* Biochemical events - active , gene expression , protein synthesis , energy consumption - Initiated by diverse injurious stimuli ( free radicals , radiation , toxic substances , withdrawal of growth factors or hormones) - Signaling by molecules ( e.g. FAS ligand , tumour necrosis factor ) & associated protein - Release of cytochrome –c & AIF ( apoptosis inducing factor) from mitochondria ……. Caspase activation ( cytosolic cytotoxic proteases ; “ major executioners) > Aspartate – speciific cysteine proteases. > Analogues of interleukin -1beta converting enzyme
- Degradation of DNA by endonucleases …….. Nucleosomal chromatin fragments ( 180-200 base pairs) ……… laddering appearance of DNA on electrophoresis - Activation of transglutaminases ( cross- link apoptotic cytoplasmic proteins) - No inflammatory reaction
Apoptosis - Regulation * Mediated by a number of genes & their products > bcl-2 , gene product inhibits apoptosis > bax , gene product facilitates apoptosis > p53 , gene product facilitates apoptosis by decreasing transcription of bcl-s & increasing transcription of bax.
The intrinsic (mitochondrial) pathway of apoptosis. Death agonists cause changes in the inner mitochondrial membrane, resulting in the mitochondrial permeability transition (MPT) and release of cytochrome c and other pro-apoptotic proteins into the cytosol, which activate caspases
Necrosis - One of the two morphologic patterns of cell death ( the other is apoptosis) - Gross irreversible cellular injury - Sum of the degradative & inflammatory reactions occuring after tissue death caused by injury -e.g. hypoxia , exposure to toxic chemicals - Passive process since does not require gene involvement or new protein synthesis - Triggers or elicits a marked inflammatory response - Liberation of lysosomal enzymes , digestion of cell membranes , disruption of cells ; influx of macrophages due to release of chemotactic factors. - Removal of debris by phagocytic macrophages.

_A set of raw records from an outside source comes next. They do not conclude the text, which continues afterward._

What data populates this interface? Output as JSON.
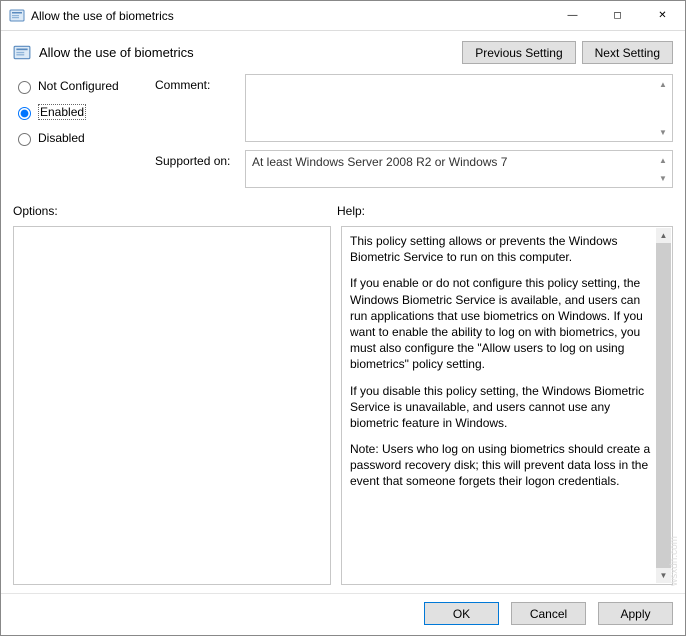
{
  "window": {
    "title": "Allow the use of biometrics"
  },
  "header": {
    "title": "Allow the use of biometrics",
    "prev_btn": "Previous Setting",
    "next_btn": "Next Setting"
  },
  "state": {
    "options": [
      {
        "value": "not_configured",
        "label": "Not Configured"
      },
      {
        "value": "enabled",
        "label": "Enabled"
      },
      {
        "value": "disabled",
        "label": "Disabled"
      }
    ],
    "selected": "enabled"
  },
  "labels": {
    "comment": "Comment:",
    "supported_on": "Supported on:",
    "options": "Options:",
    "help": "Help:"
  },
  "fields": {
    "comment": "",
    "supported_on": "At least Windows Server 2008 R2 or Windows 7"
  },
  "help_paragraphs": [
    "This policy setting allows or prevents the Windows Biometric Service to run on this computer.",
    "If you enable or do not configure this policy setting, the Windows Biometric Service is available, and users can run applications that use biometrics on Windows. If you want to enable the ability to log on with biometrics, you must also configure the \"Allow users to log on using biometrics\" policy setting.",
    "If you disable this policy setting, the Windows Biometric Service is unavailable, and users cannot use any biometric feature in Windows.",
    "Note: Users who log on using biometrics should create a password recovery disk; this will prevent data loss in the event that someone forgets their logon credentials."
  ],
  "footer": {
    "ok": "OK",
    "cancel": "Cancel",
    "apply": "Apply"
  },
  "watermark": "wsxdn.com"
}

Necrosis * general & cellular characteristics - Change appears after the cells die. - Occurs within living organisms ; many contiguous cells , fixed cells of pathologic specimens are dead but not necrotic - DNA fragmentation is haphazard with smudge pattern on electrophoresis > Autolysis : - Degradative reactions in cells caused by intracellular enzymes indigenous to the cells. - Postmortem autolysis occurs after death of the entire organism & ≠ necrosis
> Heterolysis : Cellular degradation by enzymes derived from sources extrinsic to the cell ( e.g. , bacteria , leukocytes) ……… increased pink cytoplasm. - Nuclear changes : - Morphological recognizable light microscope nuclear changes ………. Progressive nuclear condensation with eventual disappearance of stainble nuclei. - Pyknosis : the shrinkage of the nucleus into a small deeply basophilic or black clumps of chromatin. - Karyorrhexis : a fragmentation of the nucleus into multiple small black dots or pieces. - Karyolysis : the fading of the nucleus ; less & less basophilic until it disappears.
Shrinkage (pyknosis), increased nuclear basophilic staining (hyperchromasia), nuclear fragmentation (karyorrhexis, karryolysis), are classic features of apoptosis.